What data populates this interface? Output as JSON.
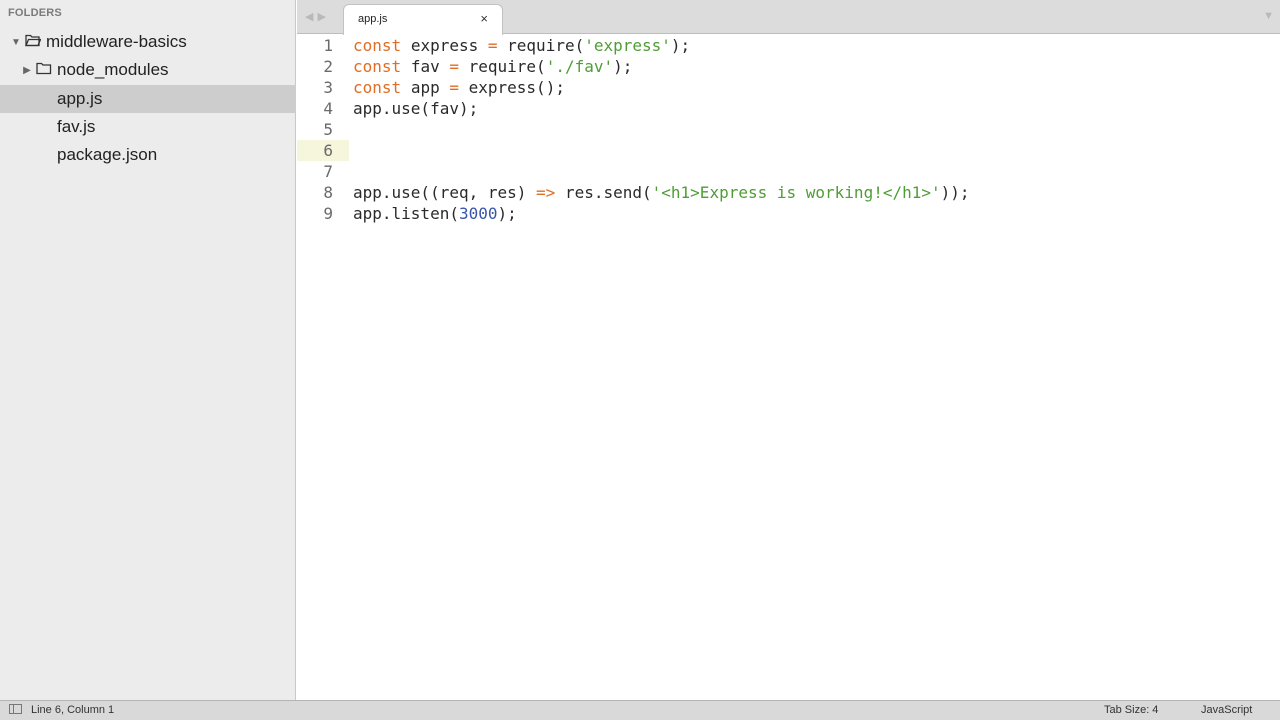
{
  "sidebar": {
    "header": "FOLDERS",
    "tree": [
      {
        "label": "middleware-basics",
        "type": "folder-open",
        "expanded": true,
        "selected": false
      },
      {
        "label": "node_modules",
        "type": "folder",
        "expanded": false,
        "selected": false
      },
      {
        "label": "app.js",
        "type": "file",
        "selected": true
      },
      {
        "label": "fav.js",
        "type": "file",
        "selected": false
      },
      {
        "label": "package.json",
        "type": "file",
        "selected": false
      }
    ]
  },
  "tabs": [
    {
      "label": "app.js",
      "close_glyph": "×",
      "active": true
    }
  ],
  "editor": {
    "current_line": 6,
    "lines": [
      {
        "num": "1",
        "tokens": [
          [
            "kw",
            "const"
          ],
          [
            "",
            "express "
          ],
          [
            "kw",
            "="
          ],
          [
            "",
            "require("
          ],
          [
            "str",
            "'express'"
          ],
          [
            "",
            ");"
          ]
        ]
      },
      {
        "num": "2",
        "tokens": [
          [
            "kw",
            "const"
          ],
          [
            "",
            "fav "
          ],
          [
            "kw",
            "="
          ],
          [
            "",
            "require("
          ],
          [
            "str",
            "'./fav'"
          ],
          [
            "",
            ");"
          ]
        ]
      },
      {
        "num": "3",
        "tokens": [
          [
            "kw",
            "const"
          ],
          [
            "",
            "app "
          ],
          [
            "kw",
            "="
          ],
          [
            "",
            "express();"
          ]
        ]
      },
      {
        "num": "4",
        "tokens": [
          [
            "",
            "app.use(fav);"
          ]
        ]
      },
      {
        "num": "5",
        "tokens": []
      },
      {
        "num": "6",
        "tokens": []
      },
      {
        "num": "7",
        "tokens": []
      },
      {
        "num": "8",
        "tokens": [
          [
            "",
            "app.use((req, res) "
          ],
          [
            "kw",
            "=>"
          ],
          [
            "",
            "res.send("
          ],
          [
            "str",
            "'<h1>Express is working!</h1>'"
          ],
          [
            "",
            "));"
          ]
        ]
      },
      {
        "num": "9",
        "tokens": [
          [
            "",
            "app.listen("
          ],
          [
            "num",
            "3000"
          ],
          [
            "",
            ");"
          ]
        ]
      }
    ]
  },
  "statusbar": {
    "position": "Line 6, Column 1",
    "tab_size": "Tab Size: 4",
    "syntax": "JavaScript"
  },
  "colors": {
    "keyword": "#e06d25",
    "string": "#4f9d35",
    "number": "#3a55a8",
    "current_line_highlight": "#f6f6dd"
  }
}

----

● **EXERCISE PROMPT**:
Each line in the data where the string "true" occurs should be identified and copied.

● **EXERCISE OUTPUT**:
        "expanded": true,
        "selected": true
      "active": true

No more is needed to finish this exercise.